- _What this task involves_: Practice item. Set the material below down again exactly, with no pictures.
Records for the task Start Marker
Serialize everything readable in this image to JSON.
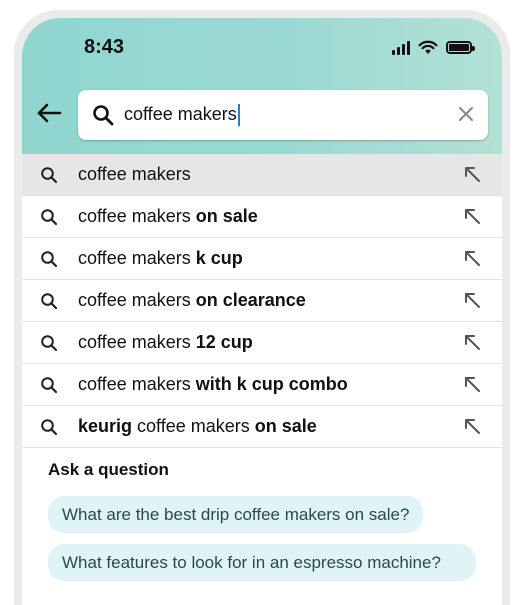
{
  "status_bar": {
    "time": "8:43"
  },
  "search": {
    "query": "coffee makers"
  },
  "suggestions": [
    {
      "parts": [
        {
          "text": "coffee makers",
          "bold": false
        }
      ]
    },
    {
      "parts": [
        {
          "text": "coffee makers ",
          "bold": false
        },
        {
          "text": "on sale",
          "bold": true
        }
      ]
    },
    {
      "parts": [
        {
          "text": "coffee makers ",
          "bold": false
        },
        {
          "text": "k cup",
          "bold": true
        }
      ]
    },
    {
      "parts": [
        {
          "text": "coffee makers ",
          "bold": false
        },
        {
          "text": "on clearance",
          "bold": true
        }
      ]
    },
    {
      "parts": [
        {
          "text": "coffee makers ",
          "bold": false
        },
        {
          "text": "12 cup",
          "bold": true
        }
      ]
    },
    {
      "parts": [
        {
          "text": "coffee makers ",
          "bold": false
        },
        {
          "text": "with k cup combo",
          "bold": true
        }
      ]
    },
    {
      "parts": [
        {
          "text": "keurig",
          "bold": true
        },
        {
          "text": " coffee makers ",
          "bold": false
        },
        {
          "text": "on sale",
          "bold": true
        }
      ]
    }
  ],
  "ask_section": {
    "title": "Ask a question",
    "questions": [
      "What are the best drip coffee makers on sale?",
      "What features to look for in an espresso machine?"
    ]
  },
  "colors": {
    "header_gradient_start": "#8fd6cf",
    "header_gradient_end": "#b3e1d6",
    "question_chip_bg": "#dff4f6",
    "caret": "#2b7fbf"
  },
  "icons": {
    "back": "left-arrow-icon",
    "search": "magnifier-icon",
    "clear": "close-icon",
    "suggestion_fill": "up-left-arrow-icon"
  }
}
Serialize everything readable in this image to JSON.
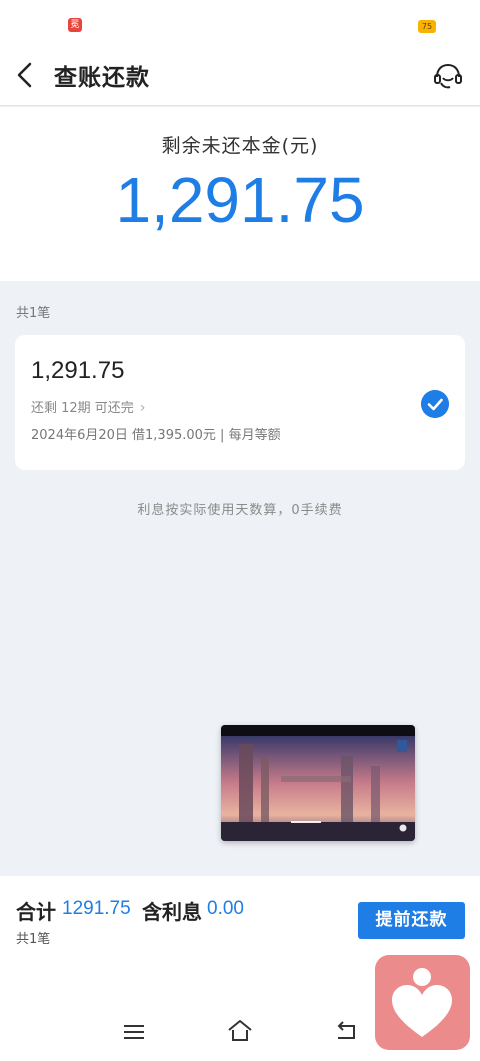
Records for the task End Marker
- _Response_:
Serialize everything readable in this image to JSON.
{
  "status_bar": {
    "time": "8:43"
  },
  "search": {
    "query": "coffee makers"
  },
  "suggestions": [
    {
      "parts": [
        {
          "text": "coffee makers",
          "bold": false
        }
      ]
    },
    {
      "parts": [
        {
          "text": "coffee makers ",
          "bold": false
        },
        {
          "text": "on sale",
          "bold": true
        }
      ]
    },
    {
      "parts": [
        {
          "text": "coffee makers ",
          "bold": false
        },
        {
          "text": "k cup",
          "bold": true
        }
      ]
    },
    {
      "parts": [
        {
          "text": "coffee makers ",
          "bold": false
        },
        {
          "text": "on clearance",
          "bold": true
        }
      ]
    },
    {
      "parts": [
        {
          "text": "coffee makers ",
          "bold": false
        },
        {
          "text": "12 cup",
          "bold": true
        }
      ]
    },
    {
      "parts": [
        {
          "text": "coffee makers ",
          "bold": false
        },
        {
          "text": "with k cup combo",
          "bold": true
        }
      ]
    },
    {
      "parts": [
        {
          "text": "keurig",
          "bold": true
        },
        {
          "text": " coffee makers ",
          "bold": false
        },
        {
          "text": "on sale",
          "bold": true
        }
      ]
    }
  ],
  "ask_section": {
    "title": "Ask a question",
    "questions": [
      "What are the best drip coffee makers on sale?",
      "What features to look for in an espresso machine?"
    ]
  },
  "colors": {
    "header_gradient_start": "#8fd6cf",
    "header_gradient_end": "#b3e1d6",
    "question_chip_bg": "#dff4f6",
    "caret": "#2b7fbf"
  },
  "icons": {
    "back": "left-arrow-icon",
    "search": "magnifier-icon",
    "clear": "close-icon",
    "suggestion_fill": "up-left-arrow-icon"
  }
}
Serialize everything readable in this image to JSON.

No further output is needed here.